    We should abide their request, and consider the following question: to what does TCU football owe its rise to national prominence?

    Gene Kranz, director of NASA mission control in the 1960s, articulated his life approach around the twin principles of toughness and competence. Kranz described these virtues as “forever accountable,” and “never found short in knowledge and skills,” respectively.

    Kranz’s virtues can be attributed to the success of the TCU football program and, by understanding them, apply these virtues to our lives. In this football team, we see the unique meeting-place of potential and action, and ability with capacity.

    First is toughness. Perhaps the most celebrated aspect of TCU’s team is its scoring defense 8212; holding opponents to barely more than a touchdown per game. ESPN analyst Trevor Matich described the effectiveness of the Horned Frogs’ defense before the Utah game by examining their player placement.

    In running plays, Matich said TCU’s defenders maintain their pursuit, trusting their assigned teammates to fill the next gap in the field. Accountability on defense creates success.

    The offense also functions with toughness and accountability. The offensive scheme relies on the second effort of running backs and yards after the catch by wide receivers, not just play-calling or precision passing by Andy Dalton.
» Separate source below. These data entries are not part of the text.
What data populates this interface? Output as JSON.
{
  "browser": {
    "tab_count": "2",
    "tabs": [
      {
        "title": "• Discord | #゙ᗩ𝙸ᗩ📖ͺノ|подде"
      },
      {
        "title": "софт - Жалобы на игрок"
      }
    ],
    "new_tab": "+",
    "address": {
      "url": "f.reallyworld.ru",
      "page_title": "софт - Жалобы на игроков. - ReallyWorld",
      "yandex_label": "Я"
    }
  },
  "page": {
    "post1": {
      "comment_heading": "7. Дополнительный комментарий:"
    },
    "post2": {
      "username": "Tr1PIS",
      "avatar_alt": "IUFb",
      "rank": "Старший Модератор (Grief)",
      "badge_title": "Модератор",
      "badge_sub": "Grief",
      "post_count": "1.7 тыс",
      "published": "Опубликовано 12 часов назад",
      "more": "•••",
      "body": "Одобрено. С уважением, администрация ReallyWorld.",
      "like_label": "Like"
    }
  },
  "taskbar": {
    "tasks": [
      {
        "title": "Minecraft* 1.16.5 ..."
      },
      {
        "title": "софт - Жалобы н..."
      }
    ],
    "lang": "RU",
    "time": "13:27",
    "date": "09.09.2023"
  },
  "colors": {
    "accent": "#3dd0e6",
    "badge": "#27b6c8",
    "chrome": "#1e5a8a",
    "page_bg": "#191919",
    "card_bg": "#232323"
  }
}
With the integrated accountability of each offensive player, the TCU offense soars to exceptional performances.

    The second virtue is competence. Common sense has it that success is a function of work. Wisdom has it that we should actually work hard to realize success. The TCU football team demonstrates such wisdom. Despite the team never reaching higher than 46th in national recruiting rankings in recent years, TCU players perform on a level equal to and surpassing many higher-ranked players.

    The Horned Frogs are truly committed to the Kranz definition of competence: never found short in skill.

    The combination of toughness and competence, therefore, drives the football team to its current heights. Accountability to position and hard work are eternal virtues. Kranz won the race to the moon with this formula and with it, the Horned Frogs could shatter the limits for non-BCS conference teams.

    TCU old-timers know this and we would do well to know it too.

    Pearce Edwards is a sophomore political science major from Albuquerque, N.M.